Duration: 1 hour, 36 minutes, 23 seconds
Author: Dr. Brian P. LeSage
Restoration of Endodontically Treated Teeth
Endodontically treated teeth are compromised and require careful restoration. The success of the final restoration depends on the extent of compromise in the tooth. In this article, we will explore the various aspects of restoring endodontically treated teeth, including the appropriate posts and cores, their length, and cementation. Additionally, we will discuss examples of acceptable and unacceptable restorations.
1. Understanding the Compromise in Endodontically Treated Teeth
Endodontically treated teeth often suffer from structural damage due to decay, trauma, or the root canal procedures themselves. Before restoring such teeth, it is crucial to comprehend the type and degree of compromise to determine the appropriate treatment plan.
1.1 Decay and Fracture

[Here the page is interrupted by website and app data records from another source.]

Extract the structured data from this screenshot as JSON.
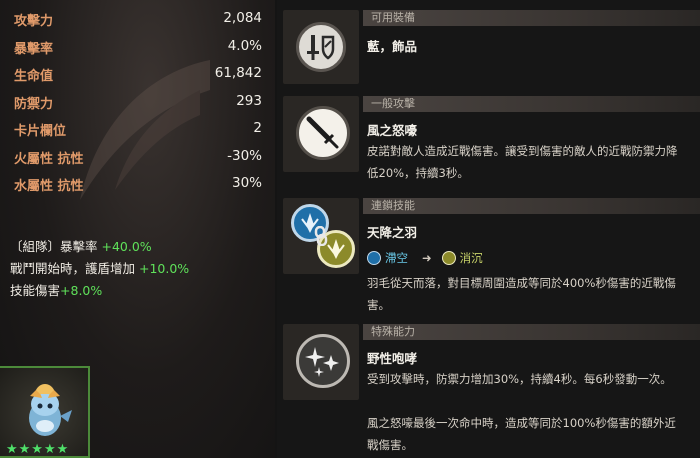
{
  "stats": [
    {
      "label": "攻擊力",
      "value": "2,084"
    },
    {
      "label": "暴擊率",
      "value": "4.0%"
    },
    {
      "label": "生命值",
      "value": "61,842"
    },
    {
      "label": "防禦力",
      "value": "293"
    },
    {
      "label": "卡片欄位",
      "value": "2"
    },
    {
      "label": "火屬性 抗性",
      "value": "-30%"
    },
    {
      "label": "水屬性 抗性",
      "value": "30%"
    }
  ],
  "bonuses": [
    {
      "label": "〔組隊〕暴擊率 ",
      "value": "+40.0%"
    },
    {
      "label": "戰鬥開始時，護盾增加 ",
      "value": "+10.0%"
    },
    {
      "label": "技能傷害",
      "value": "+8.0%"
    }
  ],
  "card": {
    "stars": "★★★★★",
    "star_color": "#4fe06a",
    "border_color": "#4c8a3a"
  },
  "equip": {
    "header": "可用裝備",
    "value": "藍，飾品",
    "icon": "sword-shield-icon"
  },
  "attack": {
    "header": "一般攻擊",
    "title": "風之怒嚎",
    "desc": "皮諾對敵人造成近戰傷害。讓受到傷害的敵人的近戰防禦力降低20%，持續3秒。",
    "icon": "sword-icon"
  },
  "chain": {
    "header": "連鎖技能",
    "title": "天降之羽",
    "element1": "滯空",
    "element2": "消沉",
    "desc": "羽毛從天而落，對目標周圍造成等同於400%秒傷害的近戰傷害。",
    "icon": "feather-chain-icon"
  },
  "special": {
    "header": "特殊能力",
    "title": "野性咆哮",
    "desc1": "受到攻擊時，防禦力增加30%，持續4秒。每6秒發動一次。",
    "desc2": "風之怒嚎最後一次命中時，造成等同於100%秒傷害的額外近戰傷害。",
    "icon": "sparkle-icon"
  },
  "colors": {
    "stat_label": "#e09a6a",
    "bonus_green": "#5fe15a",
    "element_blue": "#69c9e8",
    "element_yellow": "#c9d46a"
  }
}
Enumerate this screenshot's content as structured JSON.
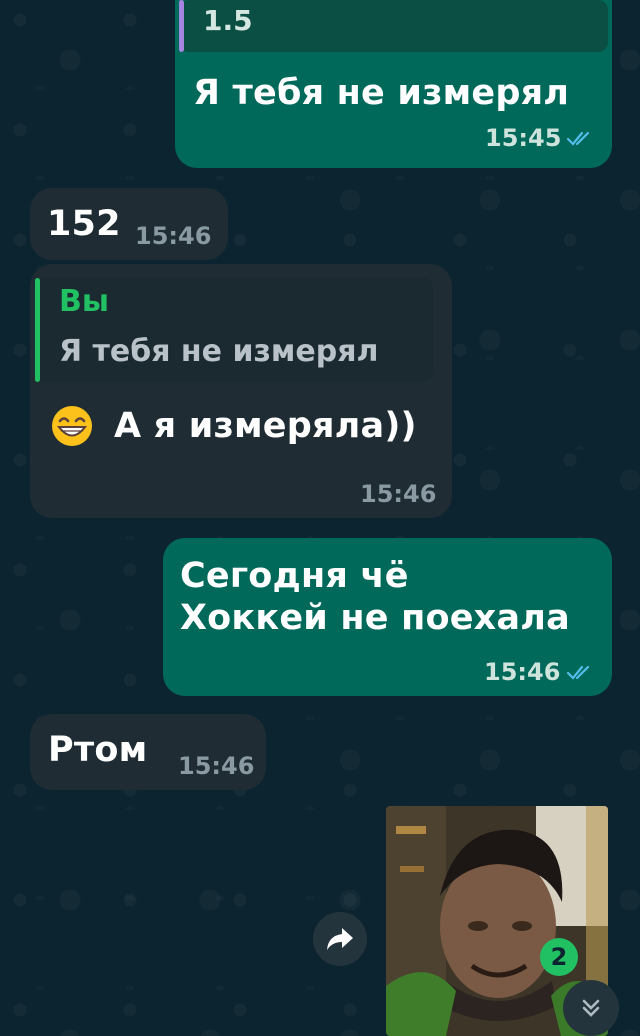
{
  "messages": [
    {
      "id": "m1",
      "direction": "outgoing",
      "quote_text": "1.5",
      "text": "Я тебя не измерял",
      "time": "15:45",
      "status": "read"
    },
    {
      "id": "m2",
      "direction": "incoming",
      "text": "152",
      "time": "15:46"
    },
    {
      "id": "m3",
      "direction": "incoming",
      "quote_author": "Вы",
      "quote_text": "Я тебя не измерял",
      "emoji": "grinning-face-with-smiling-eyes",
      "text": "А я измеряла))",
      "time": "15:46"
    },
    {
      "id": "m4",
      "direction": "outgoing",
      "line1": "Сегодня чё",
      "line2": "Хоккей не поехала",
      "time": "15:46",
      "status": "read"
    },
    {
      "id": "m5",
      "direction": "incoming",
      "text": "Ртом",
      "time": "15:46"
    },
    {
      "id": "m6",
      "direction": "outgoing",
      "type": "video-thumbnail"
    }
  ],
  "unread_count": "2",
  "icons": {
    "forward": "forward-icon",
    "scroll_down": "double-chevron-down-icon",
    "read_receipt": "double-check-icon"
  },
  "colors": {
    "outgoing_bubble": "#00695a",
    "incoming_bubble": "#1f2c33",
    "accent_green": "#21c063",
    "read_tick": "#53bdeb",
    "background": "#0c2430"
  }
}
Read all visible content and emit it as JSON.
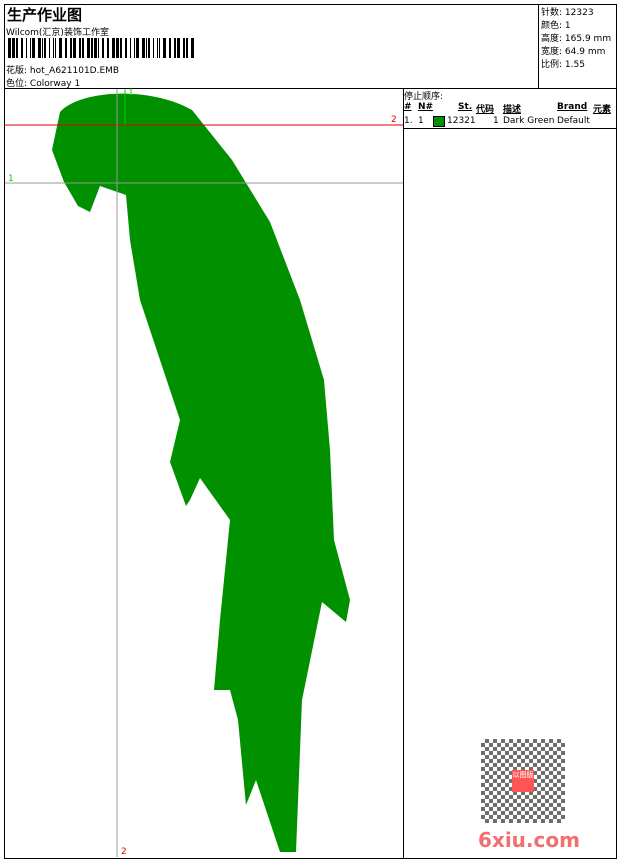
{
  "header": {
    "title": "生产作业图",
    "company": "Wilcom(汇京)装饰工作室",
    "design_label": "花版:",
    "design_value": "hot_A621101D.EMB",
    "colorway_label": "色位:",
    "colorway_value": "Colorway 1"
  },
  "stats": [
    {
      "label": "针数:",
      "value": "12323"
    },
    {
      "label": "颜色:",
      "value": "1"
    },
    {
      "label": "高度:",
      "value": "165.9 mm"
    },
    {
      "label": "宽度:",
      "value": "64.9 mm"
    },
    {
      "label": "比例:",
      "value": "1.55"
    }
  ],
  "stop_sequence": {
    "title": "停止顺序:",
    "columns": [
      "#",
      "N#",
      "St.",
      "代码",
      "描述",
      "Brand",
      "元素"
    ],
    "rows": [
      {
        "index": "1.",
        "needle": "1",
        "color": "#009000",
        "stitches": "12321",
        "code": "1",
        "description": "Dark Green",
        "brand": "Default",
        "element": ""
      }
    ]
  },
  "guides": {
    "h_red": "2",
    "h_gray": "1",
    "v_top": "1",
    "v_bottom": "2"
  },
  "watermark": {
    "text": "6xiu.com",
    "seal": "以图版"
  },
  "colors": {
    "thread": "#009000",
    "guide_red": "#e00000",
    "guide_green": "#00d000"
  }
}
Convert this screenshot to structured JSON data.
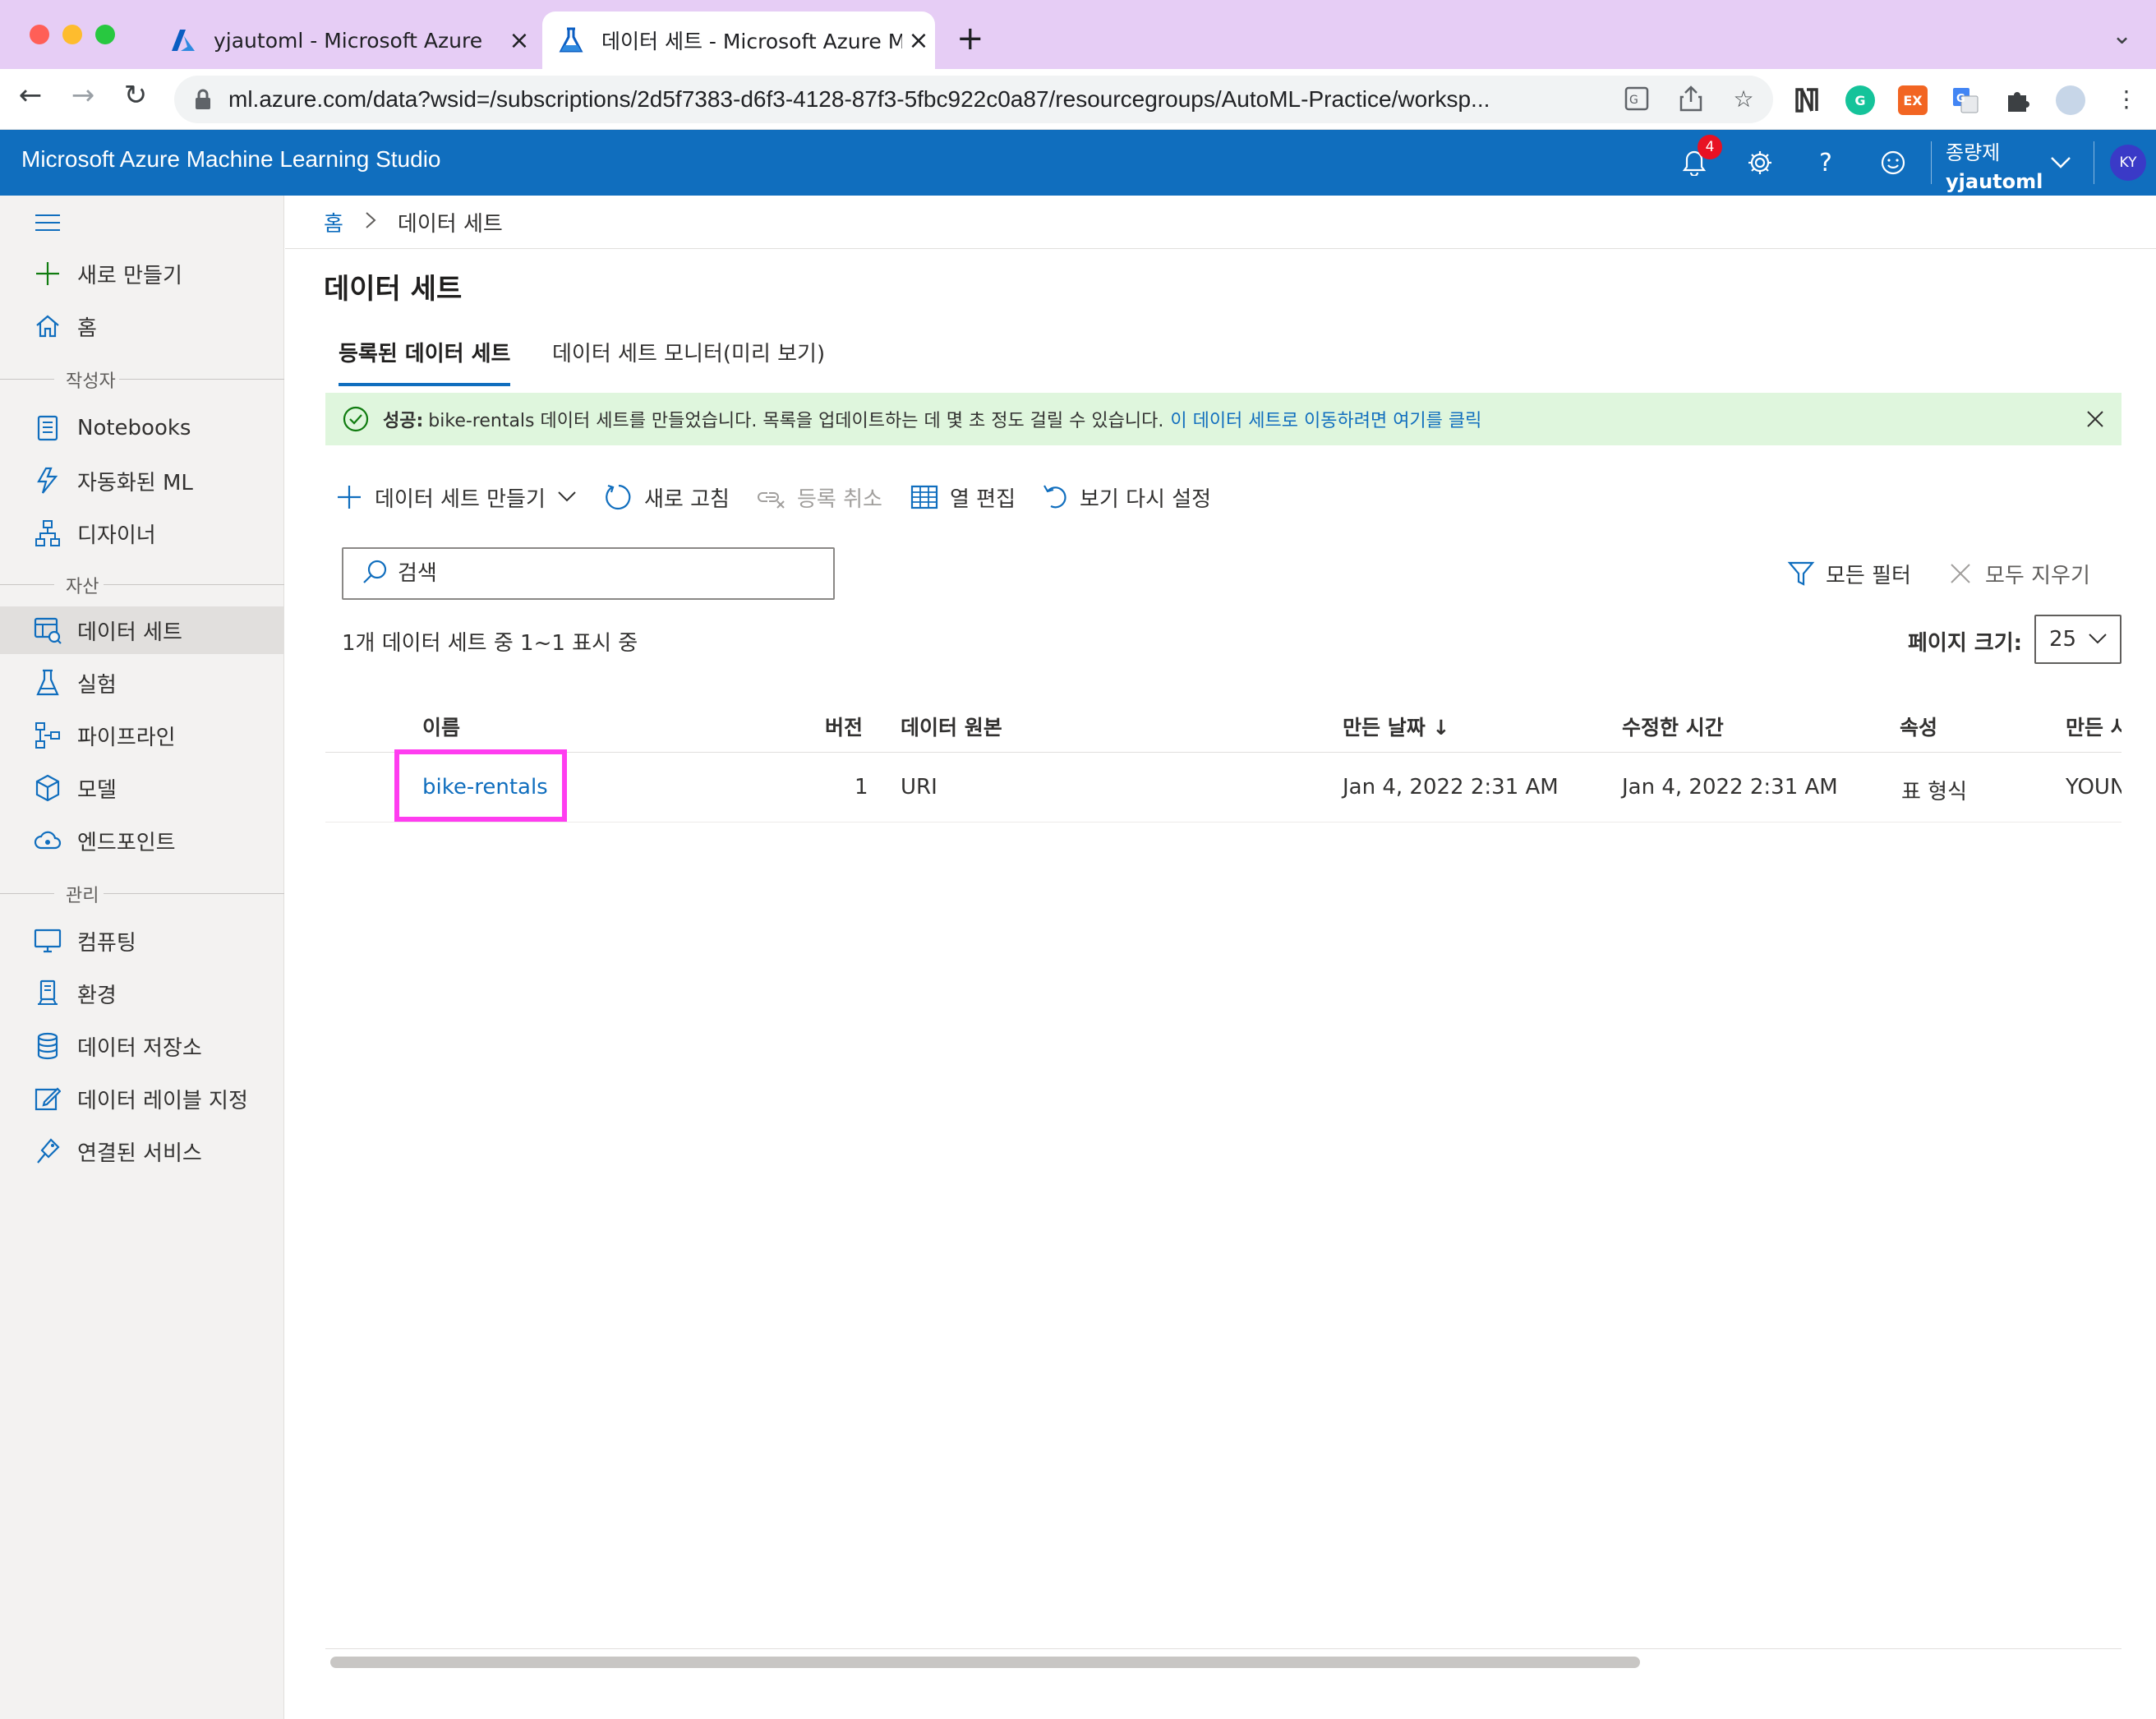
{
  "browser": {
    "tabs": [
      {
        "title": "yjautoml - Microsoft Azure",
        "icon": "azure-logo-icon",
        "active": false
      },
      {
        "title": "데이터 세트 - Microsoft Azure Ma",
        "icon": "flask-icon",
        "active": true
      }
    ],
    "url": "ml.azure.com/data?wsid=/subscriptions/2d5f7383-d6f3-4128-87f3-5fbc922c0a87/resourcegroups/AutoML-Practice/worksp...",
    "extensions": [
      "notion-icon",
      "grammarly-icon",
      "ex-extension-icon",
      "google-translate-icon",
      "puzzle-icon",
      "profile-avatar-icon"
    ],
    "extension_labels": {
      "ex": "EX"
    }
  },
  "header": {
    "brand": "Microsoft Azure Machine Learning Studio",
    "notification_count": "4",
    "directory": "종량제",
    "workspace": "yjautoml",
    "avatar_initials": "KY",
    "accent": "#106ebe"
  },
  "sidebar": {
    "new_label": "새로 만들기",
    "home_label": "홈",
    "sections": {
      "author": "작성자",
      "assets": "자산",
      "manage": "관리"
    },
    "author_items": [
      "Notebooks",
      "자동화된 ML",
      "디자이너"
    ],
    "asset_items": [
      "데이터 세트",
      "실험",
      "파이프라인",
      "모델",
      "엔드포인트"
    ],
    "manage_items": [
      "컴퓨팅",
      "환경",
      "데이터 저장소",
      "데이터 레이블 지정",
      "연결된 서비스"
    ]
  },
  "breadcrumb": {
    "home": "홈",
    "current": "데이터 세트"
  },
  "page": {
    "title": "데이터 세트",
    "tabs": [
      "등록된 데이터 세트",
      "데이터 세트 모니터(미리 보기)"
    ]
  },
  "message": {
    "bold": "성공:",
    "text": "bike-rentals 데이터 세트를 만들었습니다. 목록을 업데이트하는 데 몇 초 정도 걸릴 수 있습니다.",
    "link": "이 데이터 세트로 이동하려면 여기를 클릭",
    "color": "#dff6dd"
  },
  "toolbar": {
    "create": "데이터 세트 만들기",
    "refresh": "새로 고침",
    "unregister": "등록 취소",
    "edit_columns": "열 편집",
    "reset_view": "보기 다시 설정"
  },
  "search": {
    "placeholder": "검색"
  },
  "filters": {
    "all_filters": "모든 필터",
    "clear_all": "모두 지우기"
  },
  "list": {
    "count_text": "1개 데이터 세트 중 1~1 표시 중",
    "page_size_label": "페이지 크기:",
    "page_size": "25",
    "columns": [
      "이름",
      "버전",
      "데이터 원본",
      "만든 날짜 ↓",
      "수정한 시간",
      "속성",
      "만든 사"
    ],
    "rows": [
      [
        "bike-rentals",
        "1",
        "URI",
        "Jan 4, 2022 2:31 AM",
        "Jan 4, 2022 2:31 AM",
        "표 형식",
        "YOUN"
      ]
    ],
    "highlight_color": "#ff3df0"
  }
}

Decay and fracture are common issues in endodontically treated teeth. Proper evaluation and diagnosis are essential to identify the extent of these problems and determine the restoration options for the tooth.
1.2 Remaining Tooth Structure
The remaining tooth structure plays a vital role in deciding the restoration technique. Factors such as the amount of sound tooth structure, presence of sufficient coronal tooth walls, and the condition of the root influences the restoration approach.
2. Choosing the Right Posts and Cores
Once the extent of compromise is determined, selecting the appropriate posts and cores becomes crucial in ensuring the success of the restoration.
2.1 Types of Posts
There are various types of posts available for restoring endodontically treated teeth. These include prefabricated metal posts, fiber posts, and custom-made cast posts. Each type has its advantages and considerations, which will be discussed in detail.
2.2 Characteristic of an Ideal Core
An ideal core should provide sufficient retention, resistance, and stability to support the final restoration. This section will outline the qualities of an ideal core and discuss different materials commonly used in core build-ups.
3. Determining the Length of Posts and Cores
The length of posts and cores significantly influences the success and longevity of the restoration. It is essential to understand the factors and guidelines for determining the appropriate length.
3.1 Assessment of Remaining Tooth Structure
Proper evaluation of the remaining tooth structure aids in determining the optimal length of posts and cores. Factors such as the location and condition of the remaining tooth structure play a crucial role in this decision-making process.
3.2 Guidelines for Post Length
This section will outline the general guidelines for post length based on the amount of remaining coronal tooth structure and the anatomical considerations of the tooth being restored.
4. Cementation Techniques for Endodontically Treated Teeth
Proper cementation is crucial to ensure the stability and longevity of the restoration. This section will discuss various cementation techniques and considerations specific to endodontically treated teeth.
4.1 Cementation Materials
Several cementation materials are available when restoring endodontically treated teeth. Each material has its advantages, and the decision depends on factors such as esthetics, retention, and the type of restoration being placed.
4.2 Step-by-step Cementation Technique
A detailed description of the cementation technique for posts and cores will be provided, including the necessary isolation methods, preparation steps, and cementation protocols.
5. Examples of Acceptable and Unacceptable Restorations
Visual examples will be shown and discussed to help understand the difference between acceptable and unacceptable restorations. These examples will provide practical insights into the key principles discussed throughout the article.
Restoring endodontically treated teeth requires careful consideration of the extent of compromise and the selection of appropriate posts, cores, and cementation techniques. By following the guidelines outlined in this article, dental professionals can achieve successful and long-lasting restorations for their patients.
1. Can endodontically treated teeth be restored with a simple filling?
2. What are the advantages of fiber posts over metal posts?
3. How long can a well-restored endodontically treated tooth last?
4. Are there any special precautions while cementing posts and cores?
5. What are the consequences of leaving compromised endodontically treated teeth unrestored?